All lines holding the string "bash" should be copied from the data below.

*** Opening of PROVIDED INFORMATION ***

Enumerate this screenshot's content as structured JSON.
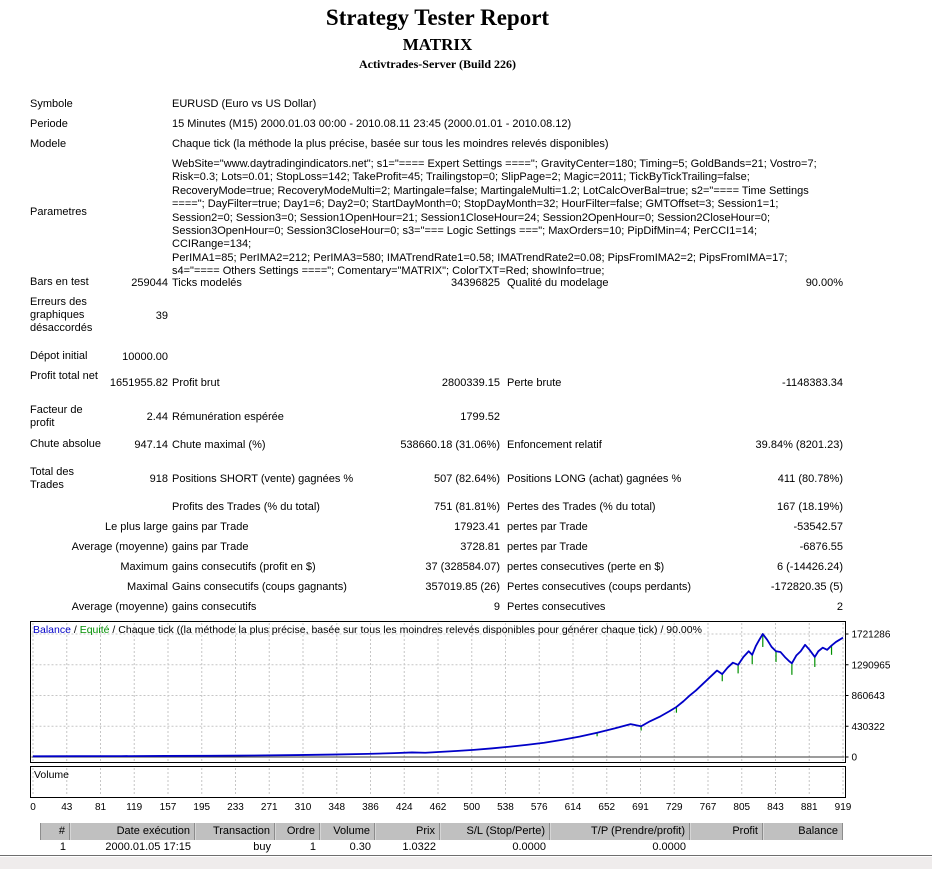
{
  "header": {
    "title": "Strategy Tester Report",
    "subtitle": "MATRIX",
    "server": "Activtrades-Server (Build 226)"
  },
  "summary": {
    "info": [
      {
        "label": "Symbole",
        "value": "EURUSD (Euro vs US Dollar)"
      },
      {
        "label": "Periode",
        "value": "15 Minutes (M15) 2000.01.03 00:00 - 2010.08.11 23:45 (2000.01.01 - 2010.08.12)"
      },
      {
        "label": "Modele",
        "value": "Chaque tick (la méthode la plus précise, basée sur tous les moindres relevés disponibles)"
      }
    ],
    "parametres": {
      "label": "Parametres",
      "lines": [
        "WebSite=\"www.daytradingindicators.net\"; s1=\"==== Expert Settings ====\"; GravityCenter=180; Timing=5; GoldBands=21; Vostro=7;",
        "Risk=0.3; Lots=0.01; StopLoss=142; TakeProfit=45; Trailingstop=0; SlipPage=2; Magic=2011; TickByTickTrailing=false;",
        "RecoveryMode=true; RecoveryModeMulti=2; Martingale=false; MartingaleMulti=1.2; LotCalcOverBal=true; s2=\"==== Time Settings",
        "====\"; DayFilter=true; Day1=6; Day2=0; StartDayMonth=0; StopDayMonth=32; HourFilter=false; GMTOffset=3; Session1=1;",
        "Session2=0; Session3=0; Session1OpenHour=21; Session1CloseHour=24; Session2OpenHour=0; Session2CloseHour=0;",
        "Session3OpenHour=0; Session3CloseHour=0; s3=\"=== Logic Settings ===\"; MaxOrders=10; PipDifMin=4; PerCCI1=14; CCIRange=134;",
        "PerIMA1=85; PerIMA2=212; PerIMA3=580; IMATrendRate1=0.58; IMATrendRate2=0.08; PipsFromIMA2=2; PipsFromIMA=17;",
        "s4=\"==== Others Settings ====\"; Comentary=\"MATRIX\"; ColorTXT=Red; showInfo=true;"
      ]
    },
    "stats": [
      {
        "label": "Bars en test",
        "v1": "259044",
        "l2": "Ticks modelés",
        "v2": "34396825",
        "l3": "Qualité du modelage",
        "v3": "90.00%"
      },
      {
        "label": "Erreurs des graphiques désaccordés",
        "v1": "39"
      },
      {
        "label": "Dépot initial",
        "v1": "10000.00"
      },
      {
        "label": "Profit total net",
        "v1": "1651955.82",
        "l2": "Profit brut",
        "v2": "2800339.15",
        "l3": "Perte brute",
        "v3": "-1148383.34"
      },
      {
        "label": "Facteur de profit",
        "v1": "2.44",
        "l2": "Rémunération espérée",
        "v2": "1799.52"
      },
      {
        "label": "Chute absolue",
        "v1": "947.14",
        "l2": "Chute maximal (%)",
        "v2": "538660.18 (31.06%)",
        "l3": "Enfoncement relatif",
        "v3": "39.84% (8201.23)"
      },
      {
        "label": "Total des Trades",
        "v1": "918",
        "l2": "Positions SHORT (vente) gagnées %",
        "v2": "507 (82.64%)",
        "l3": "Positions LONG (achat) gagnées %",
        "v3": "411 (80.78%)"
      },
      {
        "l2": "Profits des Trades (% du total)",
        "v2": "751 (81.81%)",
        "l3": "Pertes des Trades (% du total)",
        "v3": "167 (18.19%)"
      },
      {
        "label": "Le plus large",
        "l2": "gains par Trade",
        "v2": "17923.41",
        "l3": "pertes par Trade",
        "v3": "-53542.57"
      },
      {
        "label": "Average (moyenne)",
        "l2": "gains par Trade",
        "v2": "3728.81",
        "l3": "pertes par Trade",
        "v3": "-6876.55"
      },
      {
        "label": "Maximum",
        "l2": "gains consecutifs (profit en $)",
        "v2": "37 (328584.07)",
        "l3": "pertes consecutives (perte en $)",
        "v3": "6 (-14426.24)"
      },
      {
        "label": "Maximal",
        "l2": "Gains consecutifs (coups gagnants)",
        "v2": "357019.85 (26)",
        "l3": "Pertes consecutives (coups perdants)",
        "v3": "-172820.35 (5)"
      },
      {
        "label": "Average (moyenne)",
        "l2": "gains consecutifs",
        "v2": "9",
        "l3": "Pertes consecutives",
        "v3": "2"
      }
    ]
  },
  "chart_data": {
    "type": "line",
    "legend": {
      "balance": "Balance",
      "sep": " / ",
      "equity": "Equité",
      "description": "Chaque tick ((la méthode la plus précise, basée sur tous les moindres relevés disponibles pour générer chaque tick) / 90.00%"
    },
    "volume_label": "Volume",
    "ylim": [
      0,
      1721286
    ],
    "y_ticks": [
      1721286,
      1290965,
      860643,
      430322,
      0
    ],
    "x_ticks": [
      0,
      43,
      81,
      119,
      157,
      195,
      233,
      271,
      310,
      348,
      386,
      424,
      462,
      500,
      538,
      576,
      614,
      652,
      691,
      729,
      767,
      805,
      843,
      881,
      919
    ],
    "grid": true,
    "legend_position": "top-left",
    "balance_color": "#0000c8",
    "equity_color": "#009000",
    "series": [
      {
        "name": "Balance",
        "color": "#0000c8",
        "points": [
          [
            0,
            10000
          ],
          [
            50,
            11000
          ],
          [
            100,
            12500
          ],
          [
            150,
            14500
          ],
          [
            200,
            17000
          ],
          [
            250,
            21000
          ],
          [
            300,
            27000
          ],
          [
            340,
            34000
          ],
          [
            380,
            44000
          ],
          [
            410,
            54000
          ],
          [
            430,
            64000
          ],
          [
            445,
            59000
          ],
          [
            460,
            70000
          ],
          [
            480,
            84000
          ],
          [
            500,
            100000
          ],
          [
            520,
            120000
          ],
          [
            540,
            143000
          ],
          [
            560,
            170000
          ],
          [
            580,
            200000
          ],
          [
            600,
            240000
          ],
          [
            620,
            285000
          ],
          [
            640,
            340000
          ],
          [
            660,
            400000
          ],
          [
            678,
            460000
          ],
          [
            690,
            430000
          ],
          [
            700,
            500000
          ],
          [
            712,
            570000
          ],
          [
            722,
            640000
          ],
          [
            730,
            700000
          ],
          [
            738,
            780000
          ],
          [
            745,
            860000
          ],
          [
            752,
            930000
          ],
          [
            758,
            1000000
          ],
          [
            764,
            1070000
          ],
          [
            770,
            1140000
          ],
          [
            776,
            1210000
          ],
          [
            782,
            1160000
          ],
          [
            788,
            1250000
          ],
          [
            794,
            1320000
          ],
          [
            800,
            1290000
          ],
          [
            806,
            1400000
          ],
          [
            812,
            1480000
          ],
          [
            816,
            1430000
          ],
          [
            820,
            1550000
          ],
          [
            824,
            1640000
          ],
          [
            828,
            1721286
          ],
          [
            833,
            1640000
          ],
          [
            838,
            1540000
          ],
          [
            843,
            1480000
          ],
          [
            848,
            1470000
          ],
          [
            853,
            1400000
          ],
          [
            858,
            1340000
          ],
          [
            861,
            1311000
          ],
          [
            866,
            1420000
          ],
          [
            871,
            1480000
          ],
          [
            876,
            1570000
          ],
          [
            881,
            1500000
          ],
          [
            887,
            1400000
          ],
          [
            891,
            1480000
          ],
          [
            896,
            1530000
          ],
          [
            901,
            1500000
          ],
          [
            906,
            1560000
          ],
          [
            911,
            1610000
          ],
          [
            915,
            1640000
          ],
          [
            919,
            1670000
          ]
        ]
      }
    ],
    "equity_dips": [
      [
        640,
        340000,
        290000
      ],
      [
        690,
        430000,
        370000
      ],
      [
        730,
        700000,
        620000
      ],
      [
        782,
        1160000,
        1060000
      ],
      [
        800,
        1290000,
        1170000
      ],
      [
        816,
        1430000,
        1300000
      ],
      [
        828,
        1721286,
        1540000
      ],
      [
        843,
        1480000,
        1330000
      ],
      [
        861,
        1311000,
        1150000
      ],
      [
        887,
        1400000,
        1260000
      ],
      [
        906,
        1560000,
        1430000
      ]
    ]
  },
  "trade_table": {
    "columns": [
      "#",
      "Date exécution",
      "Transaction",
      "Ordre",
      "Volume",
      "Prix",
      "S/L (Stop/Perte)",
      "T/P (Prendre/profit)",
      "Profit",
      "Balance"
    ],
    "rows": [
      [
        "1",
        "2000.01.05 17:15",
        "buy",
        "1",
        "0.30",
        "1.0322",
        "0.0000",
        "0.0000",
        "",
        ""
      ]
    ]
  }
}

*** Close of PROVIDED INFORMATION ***
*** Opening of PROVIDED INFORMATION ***

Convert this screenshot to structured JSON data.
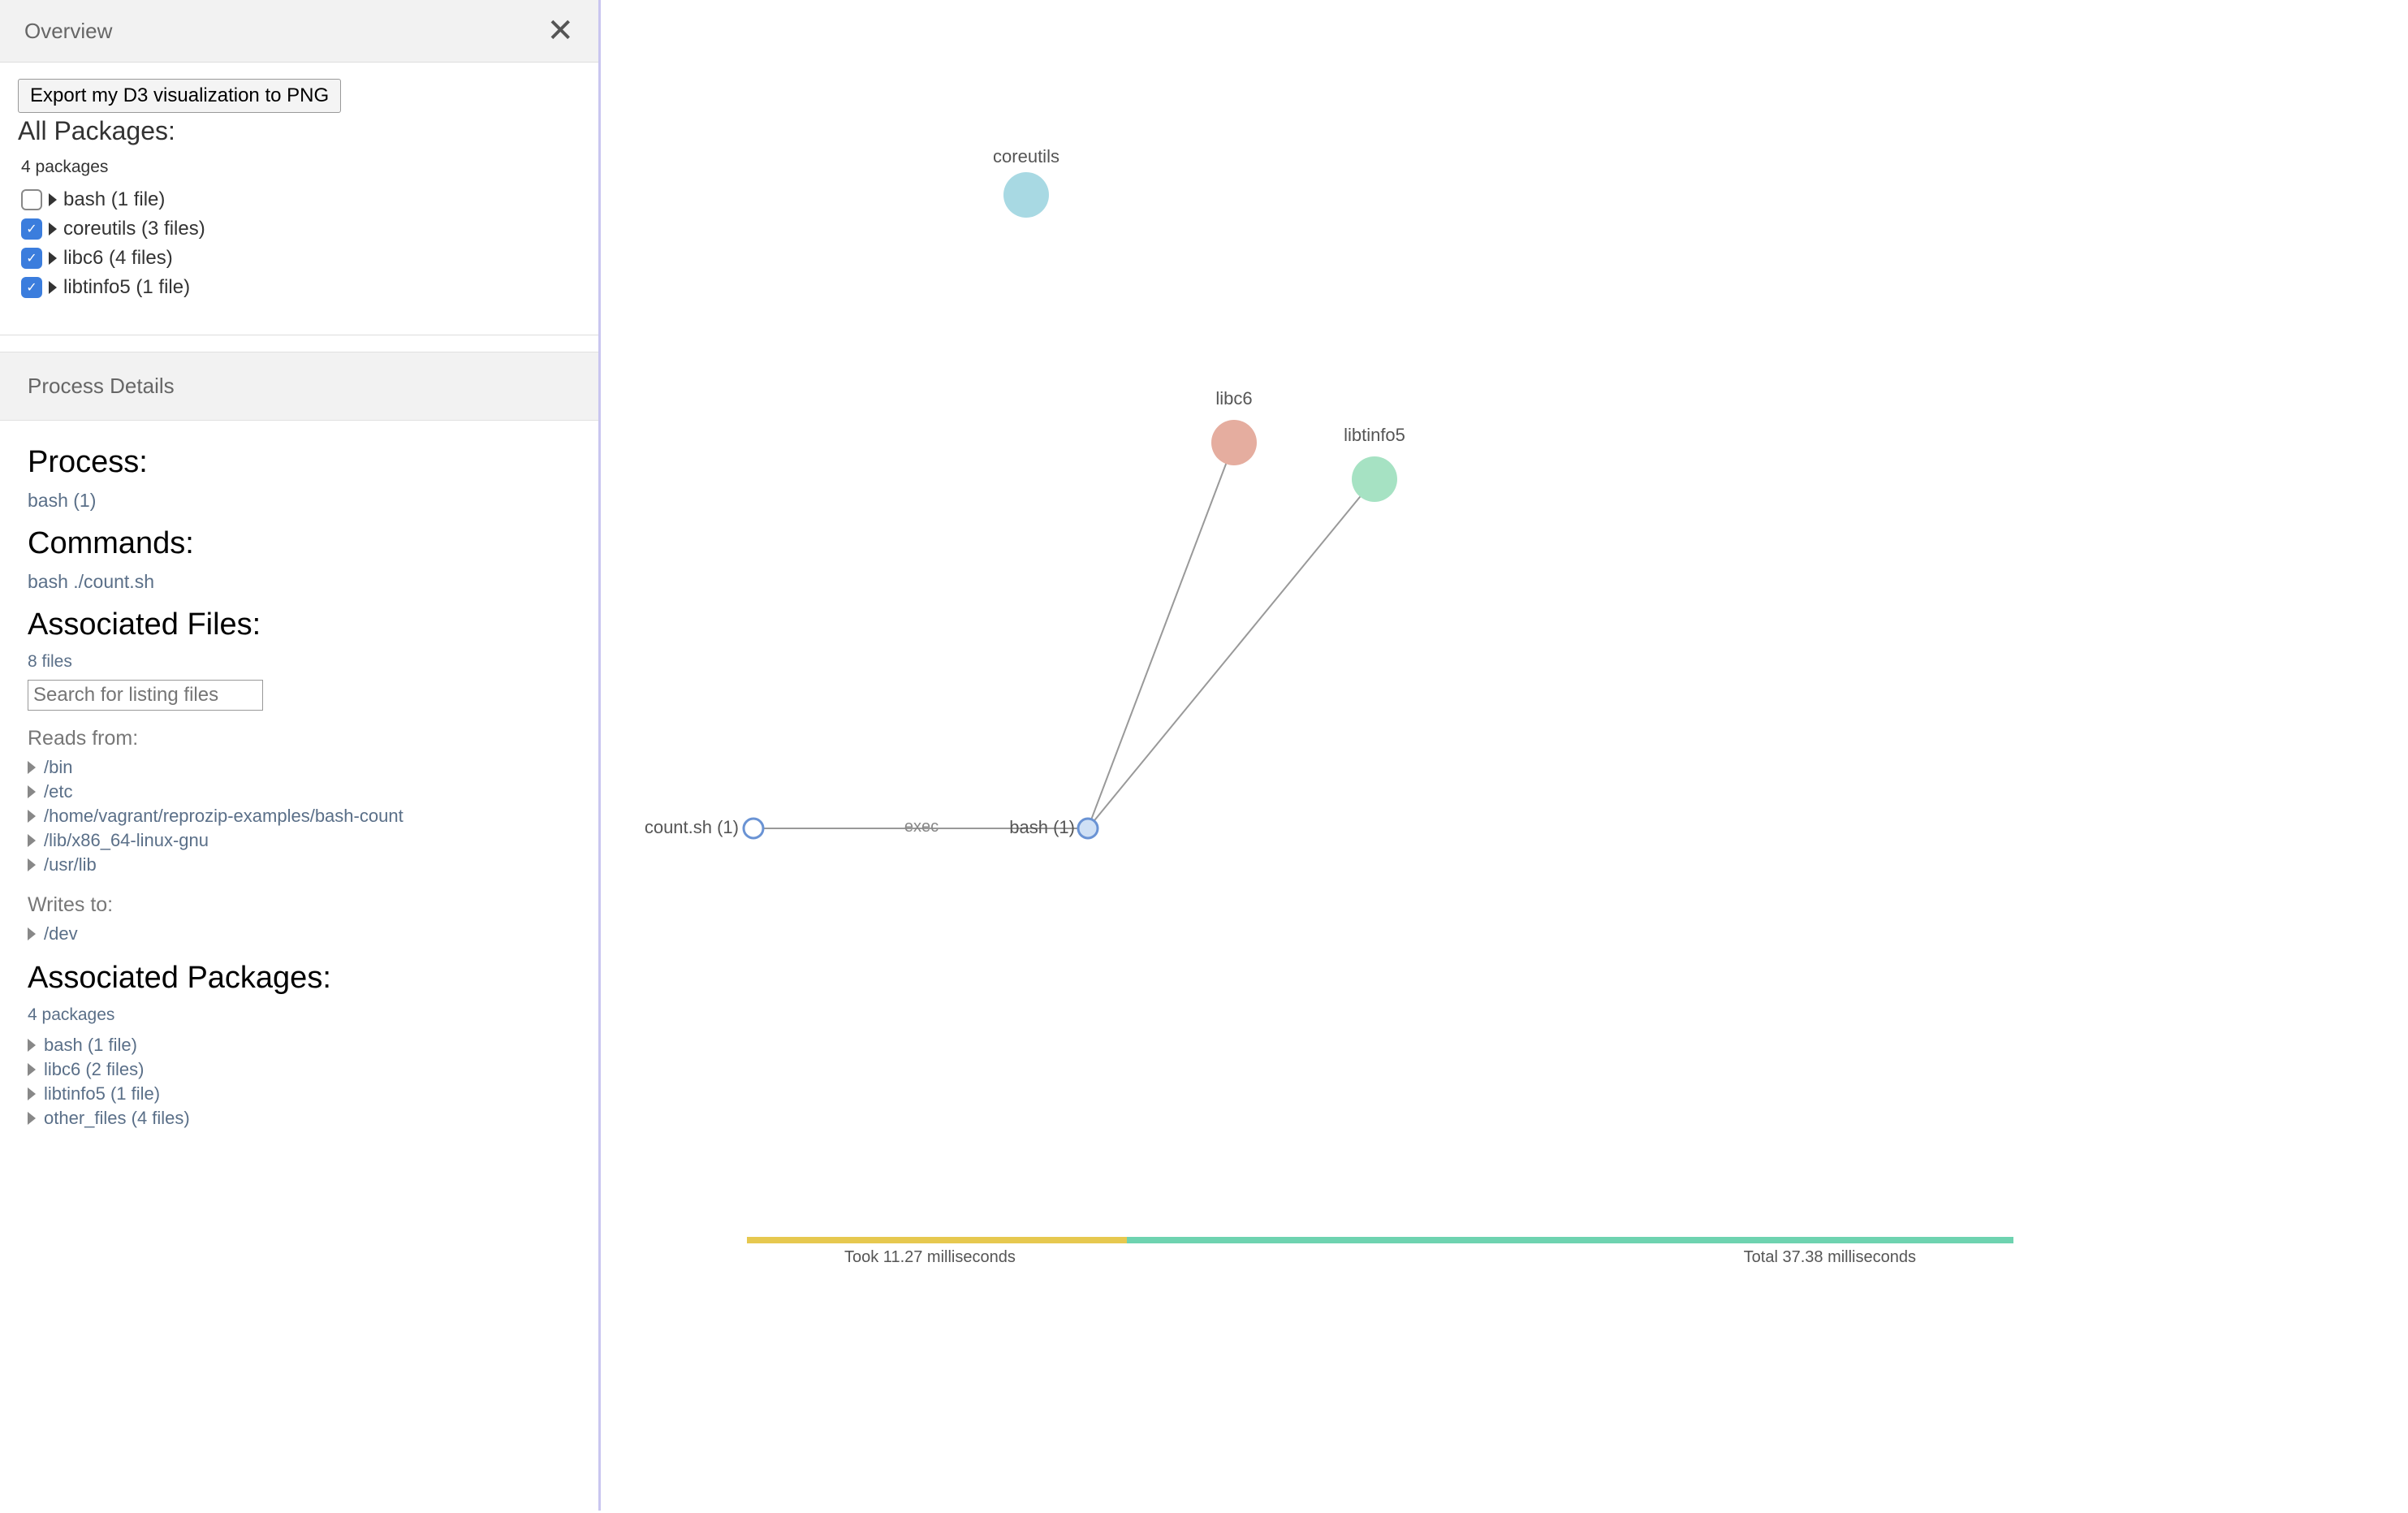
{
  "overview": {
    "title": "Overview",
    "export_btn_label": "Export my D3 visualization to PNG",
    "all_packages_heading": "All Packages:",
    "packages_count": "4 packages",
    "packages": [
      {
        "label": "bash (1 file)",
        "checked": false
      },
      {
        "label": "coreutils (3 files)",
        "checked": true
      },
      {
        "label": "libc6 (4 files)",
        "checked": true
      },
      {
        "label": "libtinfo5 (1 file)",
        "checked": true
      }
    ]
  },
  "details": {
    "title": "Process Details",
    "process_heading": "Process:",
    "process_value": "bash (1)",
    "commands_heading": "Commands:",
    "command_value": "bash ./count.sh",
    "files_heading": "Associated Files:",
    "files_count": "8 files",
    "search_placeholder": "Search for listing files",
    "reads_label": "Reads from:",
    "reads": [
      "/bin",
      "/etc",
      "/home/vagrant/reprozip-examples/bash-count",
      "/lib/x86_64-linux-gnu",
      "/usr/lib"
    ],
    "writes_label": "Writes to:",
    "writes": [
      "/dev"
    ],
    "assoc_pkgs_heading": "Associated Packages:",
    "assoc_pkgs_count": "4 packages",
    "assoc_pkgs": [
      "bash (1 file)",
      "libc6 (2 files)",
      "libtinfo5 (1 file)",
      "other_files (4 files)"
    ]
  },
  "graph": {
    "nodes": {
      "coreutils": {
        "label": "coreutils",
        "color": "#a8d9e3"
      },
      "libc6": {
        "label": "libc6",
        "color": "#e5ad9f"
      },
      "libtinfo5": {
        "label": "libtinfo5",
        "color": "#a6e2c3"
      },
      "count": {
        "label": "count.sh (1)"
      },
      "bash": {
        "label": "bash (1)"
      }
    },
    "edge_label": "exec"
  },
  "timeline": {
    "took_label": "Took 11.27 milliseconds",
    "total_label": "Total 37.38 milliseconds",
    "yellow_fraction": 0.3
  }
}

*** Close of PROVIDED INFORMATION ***
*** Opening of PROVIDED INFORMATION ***

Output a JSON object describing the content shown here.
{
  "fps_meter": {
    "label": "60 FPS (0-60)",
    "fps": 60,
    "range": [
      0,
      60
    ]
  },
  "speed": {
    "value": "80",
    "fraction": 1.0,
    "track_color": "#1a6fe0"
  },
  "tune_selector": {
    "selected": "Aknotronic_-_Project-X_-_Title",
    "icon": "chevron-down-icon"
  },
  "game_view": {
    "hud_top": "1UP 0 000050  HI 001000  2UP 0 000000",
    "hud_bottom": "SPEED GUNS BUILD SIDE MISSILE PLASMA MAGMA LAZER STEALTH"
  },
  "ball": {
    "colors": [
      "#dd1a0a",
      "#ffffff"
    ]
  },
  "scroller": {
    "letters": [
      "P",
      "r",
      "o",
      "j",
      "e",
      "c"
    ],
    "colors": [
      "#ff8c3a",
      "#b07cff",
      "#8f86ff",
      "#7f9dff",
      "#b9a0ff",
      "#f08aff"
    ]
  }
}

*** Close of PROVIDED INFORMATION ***

EXERCISE RESPONSE.
        "label": "bash (1 file)",
    "process_value": "bash (1)",
    "command_value": "bash ./count.sh",
      "/home/vagrant/reprozip-examples/bash-count",
      "bash (1 file)",
      "bash": {
        "label": "bash (1)"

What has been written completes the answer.